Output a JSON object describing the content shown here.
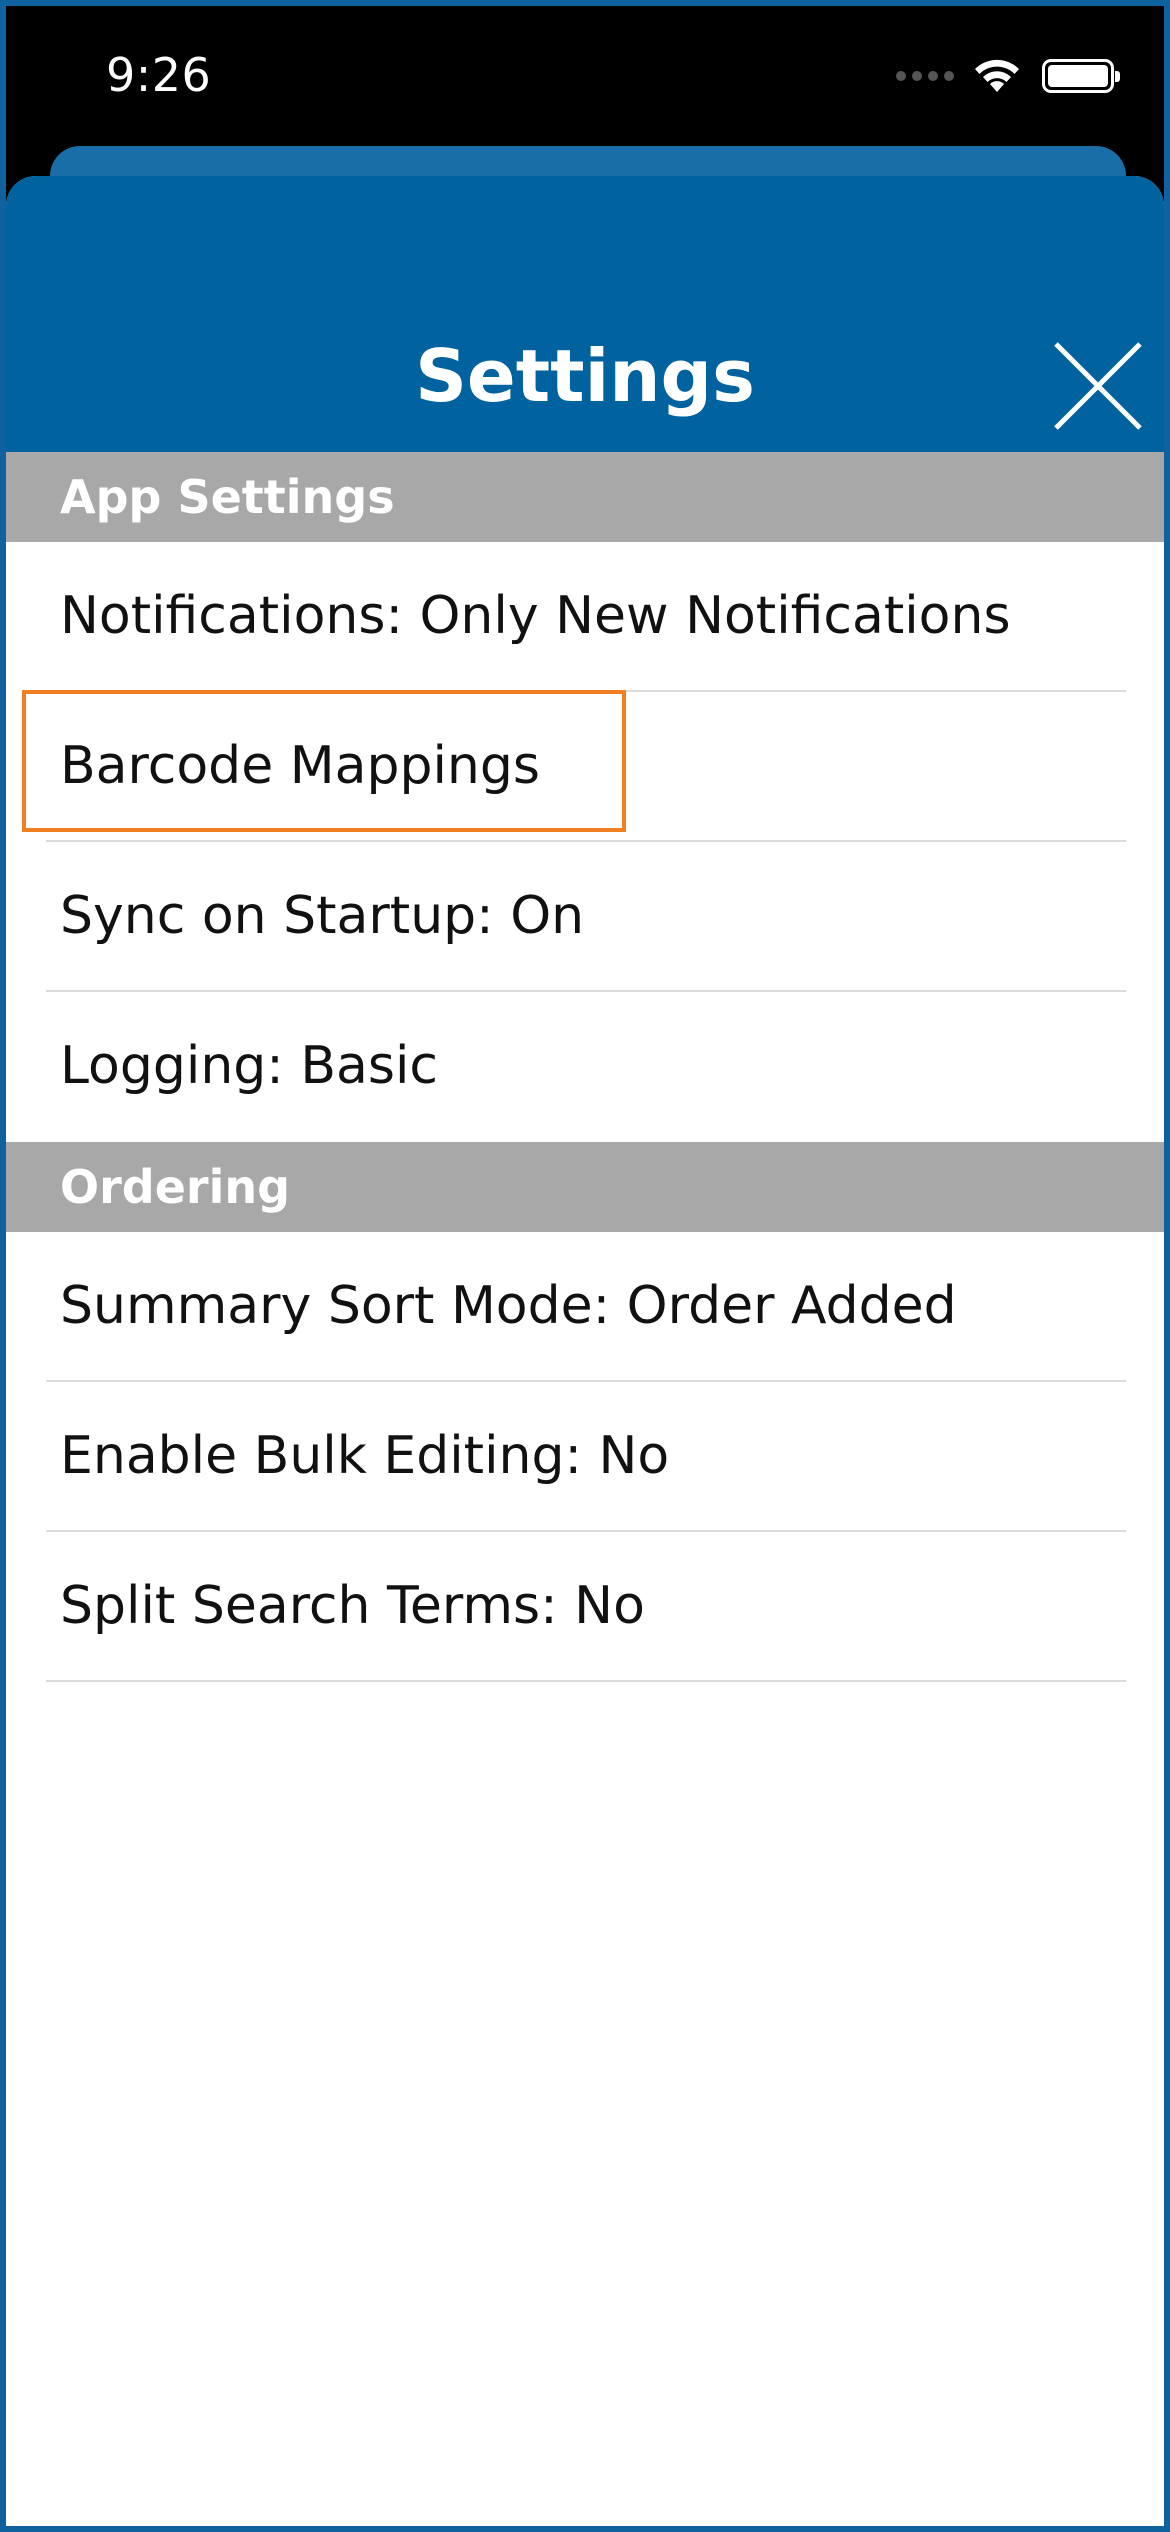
{
  "status_bar": {
    "time": "9:26"
  },
  "header": {
    "title": "Settings",
    "close_icon": "close-x-icon"
  },
  "sections": [
    {
      "title": "App Settings",
      "items": [
        "Notifications: Only New Notifications",
        "Barcode Mappings",
        "Sync on Startup: On",
        "Logging: Basic"
      ]
    },
    {
      "title": "Ordering",
      "items": [
        "Summary Sort Mode: Order Added",
        "Enable Bulk Editing: No",
        "Split Search Terms: No"
      ]
    }
  ],
  "colors": {
    "header_background": "#00629f",
    "section_header_background": "#a8a8a8",
    "highlight_border": "#f07f23"
  }
}
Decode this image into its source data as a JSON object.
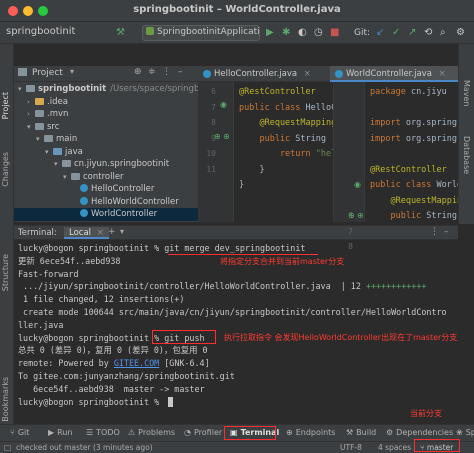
{
  "window": {
    "title": "springbootinit – WorldController.java"
  },
  "toolbar": {
    "breadcrumb": "springbootinit",
    "run_config": "SpringbootinitApplication",
    "git_label": "Git:"
  },
  "left_strip": {
    "project": "Project",
    "changes": "Changes",
    "structure": "Structure",
    "bookmarks": "Bookmarks"
  },
  "right_strip": {
    "maven": "Maven",
    "database": "Database"
  },
  "project_panel": {
    "header": "Project",
    "tree": [
      {
        "label": "springbootinit",
        "extra": "/Users/space/springbootin",
        "indent": 0,
        "icon": "folder",
        "arrow": "▾"
      },
      {
        "label": ".idea",
        "extra": "",
        "indent": 1,
        "icon": "folder-orange",
        "arrow": "›"
      },
      {
        "label": ".mvn",
        "extra": "",
        "indent": 1,
        "icon": "folder",
        "arrow": "›"
      },
      {
        "label": "src",
        "extra": "",
        "indent": 1,
        "icon": "folder",
        "arrow": "▾"
      },
      {
        "label": "main",
        "extra": "",
        "indent": 2,
        "icon": "folder",
        "arrow": "▾"
      },
      {
        "label": "java",
        "extra": "",
        "indent": 3,
        "icon": "folder-blue",
        "arrow": "▾"
      },
      {
        "label": "cn.jiyun.springbootinit",
        "extra": "",
        "indent": 4,
        "icon": "folder",
        "arrow": "▾"
      },
      {
        "label": "controller",
        "extra": "",
        "indent": 5,
        "icon": "folder",
        "arrow": "▾"
      },
      {
        "label": "HelloController",
        "extra": "",
        "indent": 6,
        "icon": "class",
        "arrow": ""
      },
      {
        "label": "HelloWorldController",
        "extra": "",
        "indent": 6,
        "icon": "class",
        "arrow": ""
      },
      {
        "label": "WorldController",
        "extra": "",
        "indent": 6,
        "icon": "class",
        "arrow": ""
      }
    ]
  },
  "editor": {
    "tabs": [
      {
        "label": "HelloController.java",
        "active": false
      },
      {
        "label": "WorldController.java",
        "active": true
      }
    ],
    "left_pane": {
      "line_numbers": [
        "6",
        "7",
        "8",
        "9",
        "10",
        "11"
      ],
      "lines": [
        [
          {
            "t": "@RestController",
            "c": "an"
          }
        ],
        [
          {
            "t": "public class ",
            "c": "kw"
          },
          {
            "t": "HelloC",
            "c": "tx"
          }
        ],
        [
          {
            "t": "    @RequestMapping",
            "c": "an"
          }
        ],
        [
          {
            "t": "    public ",
            "c": "kw"
          },
          {
            "t": "String ",
            "c": "tx"
          }
        ],
        [
          {
            "t": "        return ",
            "c": "kw"
          },
          {
            "t": "\"hel",
            "c": "st"
          }
        ],
        [
          {
            "t": "    }",
            "c": "tx"
          }
        ],
        [
          {
            "t": "}",
            "c": "tx"
          }
        ]
      ]
    },
    "right_pane": {
      "line_numbers": [
        "",
        "",
        "",
        "6",
        "7",
        "8"
      ],
      "lines": [
        [
          {
            "t": "package ",
            "c": "kw"
          },
          {
            "t": "cn.jiyu",
            "c": "tx"
          }
        ],
        [
          {
            "t": "",
            "c": "tx"
          }
        ],
        [
          {
            "t": "import ",
            "c": "kw"
          },
          {
            "t": "org.springf",
            "c": "tx"
          }
        ],
        [
          {
            "t": "import ",
            "c": "kw"
          },
          {
            "t": "org.springf",
            "c": "tx"
          }
        ],
        [
          {
            "t": "",
            "c": "tx"
          }
        ],
        [
          {
            "t": "@RestController",
            "c": "an"
          }
        ],
        [
          {
            "t": "public class ",
            "c": "kw"
          },
          {
            "t": "World",
            "c": "tx"
          }
        ],
        [
          {
            "t": "    @RequestMappin",
            "c": "an"
          }
        ],
        [
          {
            "t": "    public ",
            "c": "kw"
          },
          {
            "t": "String ",
            "c": "tx"
          }
        ]
      ]
    }
  },
  "terminal": {
    "header_label": "Terminal:",
    "tab_local": "Local",
    "lines": [
      "lucky@bogon springbootinit % git merge dev_springbootinit",
      "更新 6ece54f..aebd938",
      "Fast-forward",
      " .../jiyun/springbootinit/controller/HelloWorldController.java  | 12 ++++++++++++",
      " 1 file changed, 12 insertions(+)",
      " create mode 100644 src/main/java/cn/jiyun/springbootinit/controller/HelloWorldContro",
      "ller.java",
      "lucky@bogon springbootinit % git push",
      "总共 0 (差异 0)，复用 0 (差异 0)，包复用 0",
      "remote: Powered by GITEE.COM [GNK-6.4]",
      "To gitee.com:junyanzhang/springbootinit.git",
      "   6ece54f..aebd938  master -> master",
      "lucky@bogon springbootinit % "
    ],
    "annotations": {
      "merge_note": "将指定分支合并到当前master分支",
      "push_note": "执行拉取指令 会发现HelloWorldController出现在了master分支上",
      "branch_note": "当前分支"
    }
  },
  "bottom_tools": [
    {
      "label": "Git",
      "icon": "git-icon"
    },
    {
      "label": "Run",
      "icon": "run-icon"
    },
    {
      "label": "TODO",
      "icon": "todo-icon"
    },
    {
      "label": "Problems",
      "icon": "problems-icon"
    },
    {
      "label": "Profiler",
      "icon": "profiler-icon"
    },
    {
      "label": "Terminal",
      "icon": "terminal-icon"
    },
    {
      "label": "Endpoints",
      "icon": "endpoints-icon"
    },
    {
      "label": "Build",
      "icon": "build-icon"
    },
    {
      "label": "Dependencies",
      "icon": "dependencies-icon"
    },
    {
      "label": "Sp",
      "icon": "spring-icon"
    }
  ],
  "status_bar": {
    "message": "checked out master (3 minutes ago)",
    "encoding": "UTF-8",
    "indent": "4 spaces",
    "branch": "master"
  },
  "colors": {
    "accent_red": "#ff2d2d",
    "selection": "#0d293e",
    "active_tab": "#4a88c7"
  }
}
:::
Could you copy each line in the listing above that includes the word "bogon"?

• _Response area_:
      "lucky@bogon springbootinit % git merge dev_springbootinit",
      "lucky@bogon springbootinit % git push",
      "lucky@bogon springbootinit % "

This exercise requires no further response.